If you’ve ever worried about friends or family shutting themselves off in front of a computer, frantically pushing buttons for hours, you had every right. Video game addiction has now been classified as a mental health disorder.
The World Health Organization (WHO) said victims of the disorder devote so much of their time to virtual worlds that it “takes precedence over other life interests and daily activities,” playing for increasingly long periods of time despite the obvious negative consequences on their real life.
The WHO said that including gaming disorder in its official list will help doctors and families identify the symptoms better and faster.
Linking routine gaming to actual mental pathology will allow health workers “to take action to prevent suffering and save lives,” WHO Director-General Tedros Adhanom Ghebreyesus said in a statement.
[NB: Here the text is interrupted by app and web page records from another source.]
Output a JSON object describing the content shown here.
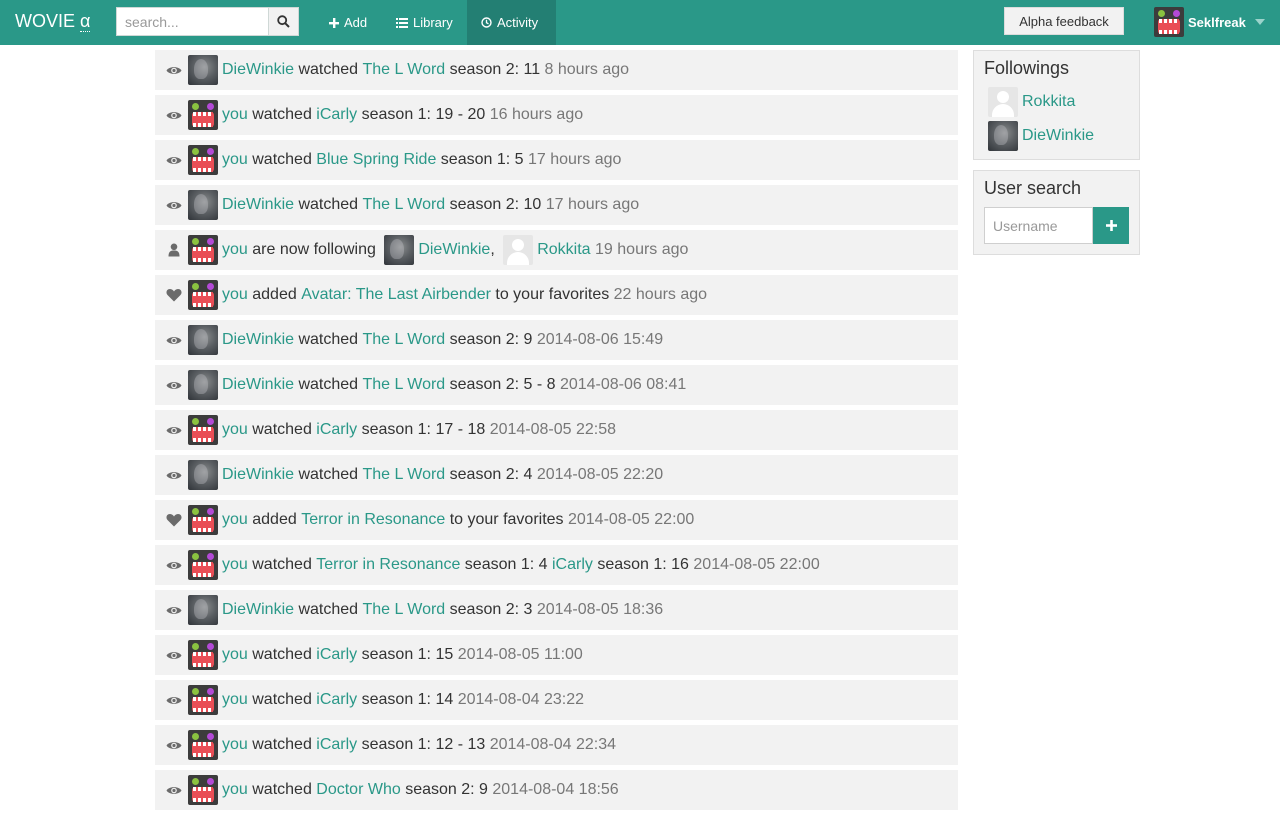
{
  "nav": {
    "brand": "WOVIE",
    "brand_alpha": "α",
    "search_placeholder": "search...",
    "add_label": "Add",
    "library_label": "Library",
    "activity_label": "Activity",
    "feedback_label": "Alpha feedback",
    "username": "Seklfreak"
  },
  "colors": {
    "accent": "#2a9888",
    "accent_dark": "#237f73",
    "row_bg": "#f2f2f2",
    "time": "#777777"
  },
  "feed": [
    {
      "icon": "eye-icon",
      "avatar": "winkie",
      "segs": [
        {
          "t": "DieWinkie",
          "l": true
        },
        {
          "t": " watched "
        },
        {
          "t": "The L Word",
          "l": true
        },
        {
          "t": " season 2: 11 "
        },
        {
          "t": "8 hours ago",
          "time": true
        }
      ]
    },
    {
      "icon": "eye-icon",
      "avatar": "monster",
      "segs": [
        {
          "t": "you",
          "l": true
        },
        {
          "t": " watched "
        },
        {
          "t": "iCarly",
          "l": true
        },
        {
          "t": " season 1: 19 - 20 "
        },
        {
          "t": "16 hours ago",
          "time": true
        }
      ]
    },
    {
      "icon": "eye-icon",
      "avatar": "monster",
      "segs": [
        {
          "t": "you",
          "l": true
        },
        {
          "t": " watched "
        },
        {
          "t": "Blue Spring Ride",
          "l": true
        },
        {
          "t": " season 1: 5 "
        },
        {
          "t": "17 hours ago",
          "time": true
        }
      ]
    },
    {
      "icon": "eye-icon",
      "avatar": "winkie",
      "segs": [
        {
          "t": "DieWinkie",
          "l": true
        },
        {
          "t": " watched "
        },
        {
          "t": "The L Word",
          "l": true
        },
        {
          "t": " season 2: 10 "
        },
        {
          "t": "17 hours ago",
          "time": true
        }
      ]
    },
    {
      "icon": "user-icon",
      "avatar": "monster",
      "segs": [
        {
          "t": "you",
          "l": true
        },
        {
          "t": " are now following "
        },
        {
          "av": "winkie"
        },
        {
          "t": "DieWinkie",
          "l": true
        },
        {
          "t": ", "
        },
        {
          "av": "default"
        },
        {
          "t": "Rokkita",
          "l": true
        },
        {
          "t": " "
        },
        {
          "t": "19 hours ago",
          "time": true
        }
      ]
    },
    {
      "icon": "heart-icon",
      "avatar": "monster",
      "segs": [
        {
          "t": "you",
          "l": true
        },
        {
          "t": " added "
        },
        {
          "t": "Avatar: The Last Airbender",
          "l": true
        },
        {
          "t": " to your favorites "
        },
        {
          "t": "22 hours ago",
          "time": true
        }
      ]
    },
    {
      "icon": "eye-icon",
      "avatar": "winkie",
      "segs": [
        {
          "t": "DieWinkie",
          "l": true
        },
        {
          "t": " watched "
        },
        {
          "t": "The L Word",
          "l": true
        },
        {
          "t": " season 2: 9 "
        },
        {
          "t": "2014-08-06 15:49",
          "time": true
        }
      ]
    },
    {
      "icon": "eye-icon",
      "avatar": "winkie",
      "segs": [
        {
          "t": "DieWinkie",
          "l": true
        },
        {
          "t": " watched "
        },
        {
          "t": "The L Word",
          "l": true
        },
        {
          "t": " season 2: 5 - 8 "
        },
        {
          "t": "2014-08-06 08:41",
          "time": true
        }
      ]
    },
    {
      "icon": "eye-icon",
      "avatar": "monster",
      "segs": [
        {
          "t": "you",
          "l": true
        },
        {
          "t": " watched "
        },
        {
          "t": "iCarly",
          "l": true
        },
        {
          "t": " season 1: 17 - 18 "
        },
        {
          "t": "2014-08-05 22:58",
          "time": true
        }
      ]
    },
    {
      "icon": "eye-icon",
      "avatar": "winkie",
      "segs": [
        {
          "t": "DieWinkie",
          "l": true
        },
        {
          "t": " watched "
        },
        {
          "t": "The L Word",
          "l": true
        },
        {
          "t": " season 2: 4 "
        },
        {
          "t": "2014-08-05 22:20",
          "time": true
        }
      ]
    },
    {
      "icon": "heart-icon",
      "avatar": "monster",
      "segs": [
        {
          "t": "you",
          "l": true
        },
        {
          "t": " added "
        },
        {
          "t": "Terror in Resonance",
          "l": true
        },
        {
          "t": " to your favorites "
        },
        {
          "t": "2014-08-05 22:00",
          "time": true
        }
      ]
    },
    {
      "icon": "eye-icon",
      "avatar": "monster",
      "segs": [
        {
          "t": "you",
          "l": true
        },
        {
          "t": " watched "
        },
        {
          "t": "Terror in Resonance",
          "l": true
        },
        {
          "t": " season 1: 4 "
        },
        {
          "t": "iCarly",
          "l": true
        },
        {
          "t": " season 1: 16 "
        },
        {
          "t": "2014-08-05 22:00",
          "time": true
        }
      ]
    },
    {
      "icon": "eye-icon",
      "avatar": "winkie",
      "segs": [
        {
          "t": "DieWinkie",
          "l": true
        },
        {
          "t": " watched "
        },
        {
          "t": "The L Word",
          "l": true
        },
        {
          "t": " season 2: 3 "
        },
        {
          "t": "2014-08-05 18:36",
          "time": true
        }
      ]
    },
    {
      "icon": "eye-icon",
      "avatar": "monster",
      "segs": [
        {
          "t": "you",
          "l": true
        },
        {
          "t": " watched "
        },
        {
          "t": "iCarly",
          "l": true
        },
        {
          "t": " season 1: 15 "
        },
        {
          "t": "2014-08-05 11:00",
          "time": true
        }
      ]
    },
    {
      "icon": "eye-icon",
      "avatar": "monster",
      "segs": [
        {
          "t": "you",
          "l": true
        },
        {
          "t": " watched "
        },
        {
          "t": "iCarly",
          "l": true
        },
        {
          "t": " season 1: 14 "
        },
        {
          "t": "2014-08-04 23:22",
          "time": true
        }
      ]
    },
    {
      "icon": "eye-icon",
      "avatar": "monster",
      "segs": [
        {
          "t": "you",
          "l": true
        },
        {
          "t": " watched "
        },
        {
          "t": "iCarly",
          "l": true
        },
        {
          "t": " season 1: 12 - 13 "
        },
        {
          "t": "2014-08-04 22:34",
          "time": true
        }
      ]
    },
    {
      "icon": "eye-icon",
      "avatar": "monster",
      "segs": [
        {
          "t": "you",
          "l": true
        },
        {
          "t": " watched "
        },
        {
          "t": "Doctor Who",
          "l": true
        },
        {
          "t": " season 2: 9 "
        },
        {
          "t": "2014-08-04 18:56",
          "time": true
        }
      ]
    }
  ],
  "followings": {
    "title": "Followings",
    "users": [
      {
        "name": "Rokkita",
        "avatar": "default"
      },
      {
        "name": "DieWinkie",
        "avatar": "winkie"
      }
    ]
  },
  "user_search": {
    "title": "User search",
    "placeholder": "Username"
  }
}
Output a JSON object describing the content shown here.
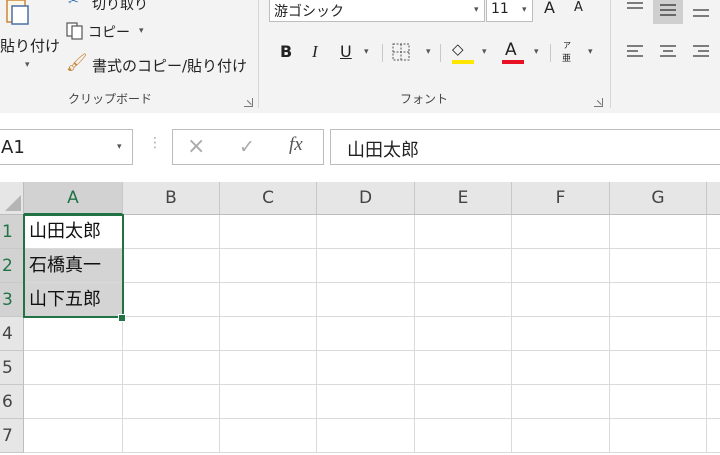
{
  "clipboard": {
    "paste_label": "貼り付け",
    "cut_label": "切り取り",
    "copy_label": "コピー",
    "format_painter_label": "書式のコピー/貼り付け",
    "group_label": "クリップボード"
  },
  "font": {
    "font_name": "游ゴシック",
    "font_size": "11",
    "grow_label": "A",
    "shrink_label": "A",
    "bold": "B",
    "italic": "I",
    "underline": "U",
    "font_color_glyph": "A",
    "phonetic_top": "ア",
    "phonetic_bottom": "亜",
    "group_label": "フォント",
    "fill_color": "#ffe600",
    "font_color": "#e81123"
  },
  "formula_bar": {
    "name_box": "A1",
    "cancel_icon": "×",
    "enter_icon": "✓",
    "fx_label": "fx",
    "content": "山田太郎"
  },
  "grid": {
    "columns": [
      "A",
      "B",
      "C",
      "D",
      "E",
      "F",
      "G"
    ],
    "rows": [
      "1",
      "2",
      "3",
      "4",
      "5",
      "6",
      "7"
    ],
    "cells": {
      "A1": "山田太郎",
      "A2": "石橋真一",
      "A3": "山下五郎"
    },
    "selection": "A1:A3",
    "accent_color": "#217346"
  }
}
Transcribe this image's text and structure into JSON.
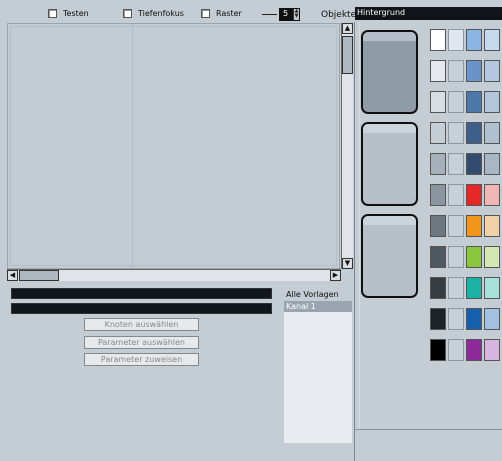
{
  "toolbar": {
    "testen": "Testen",
    "tiefenfokus": "Tiefenfokus",
    "raster": "Raster",
    "spin_value": "5",
    "objekte_label": "Objekte",
    "objekte_value": "Hintergrund"
  },
  "buttons": {
    "knoten": "Knoten auswählen",
    "parameter_auswaehlen": "Parameter auswählen",
    "parameter_zuweisen": "Parameter zuweisen"
  },
  "templates": {
    "header": "Alle Vorlagen",
    "items": [
      "Kanal 1"
    ]
  },
  "palette": {
    "rows": [
      [
        "#ffffff",
        "#dfe6ee",
        "#8ab4e2",
        "#c6d8ee"
      ],
      [
        "#e6eaee",
        "#c7d0d8",
        "#6a94c8",
        "#b3c8e0"
      ],
      [
        "#d7dde3",
        "#c7d0d8",
        "#4d78aa",
        "#b3c5d8"
      ],
      [
        "#c6ced5",
        "#c7d0d8",
        "#3d5f8a",
        "#b0c0d0"
      ],
      [
        "#a6b0ba",
        "#c7d0d8",
        "#334b6e",
        "#a9b6c6"
      ],
      [
        "#8a95a0",
        "#c7d0d8",
        "#e4282a",
        "#f0b6b6"
      ],
      [
        "#6c7780",
        "#c7d0d8",
        "#f3941c",
        "#f1d2a8"
      ],
      [
        "#4f5860",
        "#c7d0d8",
        "#8cc63f",
        "#d1e6b0"
      ],
      [
        "#353c42",
        "#c7d0d8",
        "#1bb2a4",
        "#a7e0d8"
      ],
      [
        "#1d2226",
        "#c7d0d8",
        "#1460ad",
        "#a4c0e0"
      ],
      [
        "#000000",
        "#c7d0d8",
        "#8e2a9a",
        "#d8b4e0"
      ]
    ]
  }
}
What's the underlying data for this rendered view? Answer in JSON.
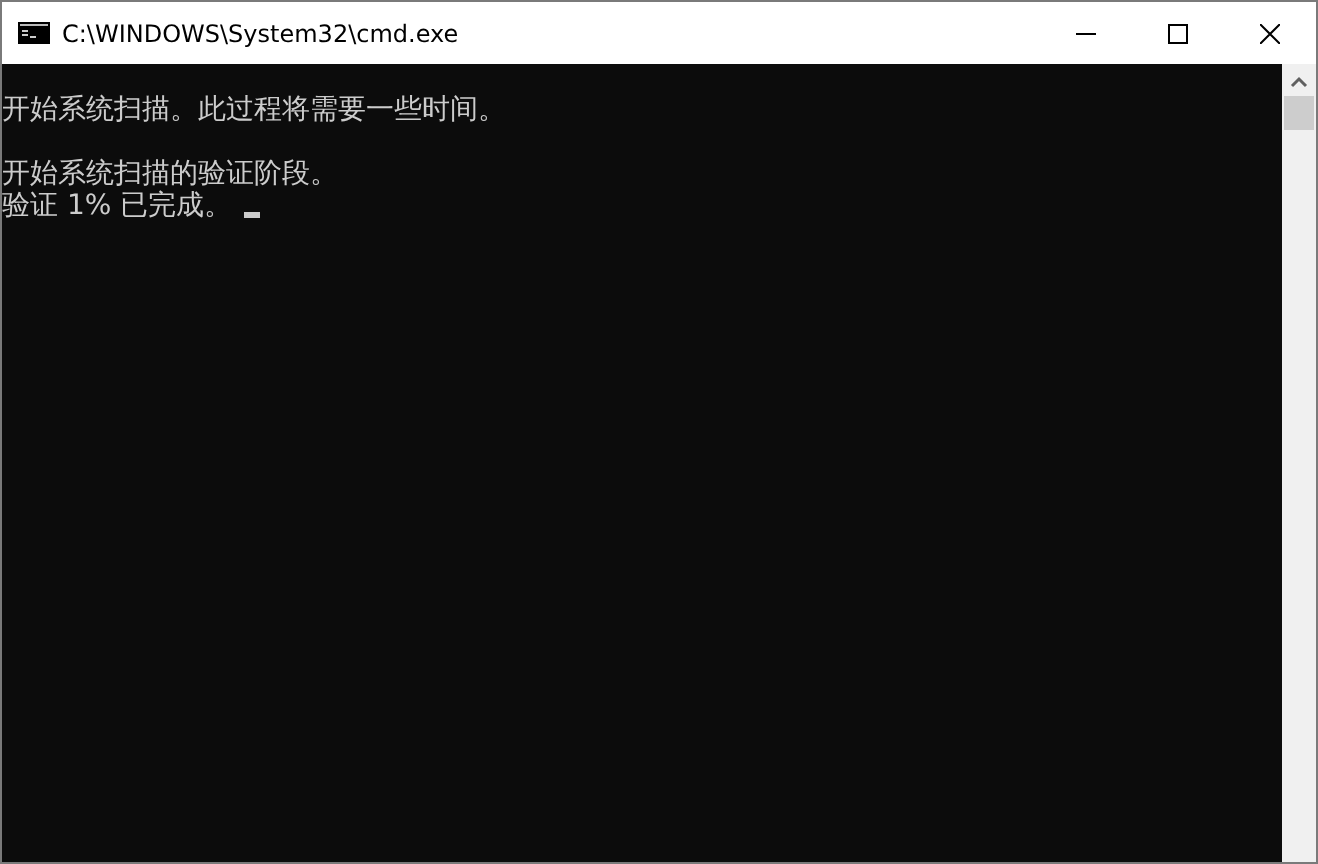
{
  "window": {
    "title": "C:\\WINDOWS\\System32\\cmd.exe"
  },
  "console": {
    "blocks": [
      [
        "开始系统扫描。此过程将需要一些时间。"
      ],
      [
        "开始系统扫描的验证阶段。",
        "验证 1% 已完成。"
      ]
    ],
    "cursor": true
  }
}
Experts from Britain’s Royal College of Psychiatrists, who have witnessed entire families falling apart because someone was a compulsive gamer, applauded the decision.
Obsessive gaming has even drawn comparisons to gambling. “Gamblers use money as a way of keeping score whereas gamers use points,” Dr. Mark Griffiths, professor of behavioral addiction at Nottingham Trent University, said.
Despite the risks, the number of people believed to be suffering from gaming disorder is relatively low – about three percent of all gamers.
This has led some experts to disagree with the new classification, saying the problem is being excessively dramatized, and that it could cause unnecessary concern among parents whose children spend a lot of time playing video games.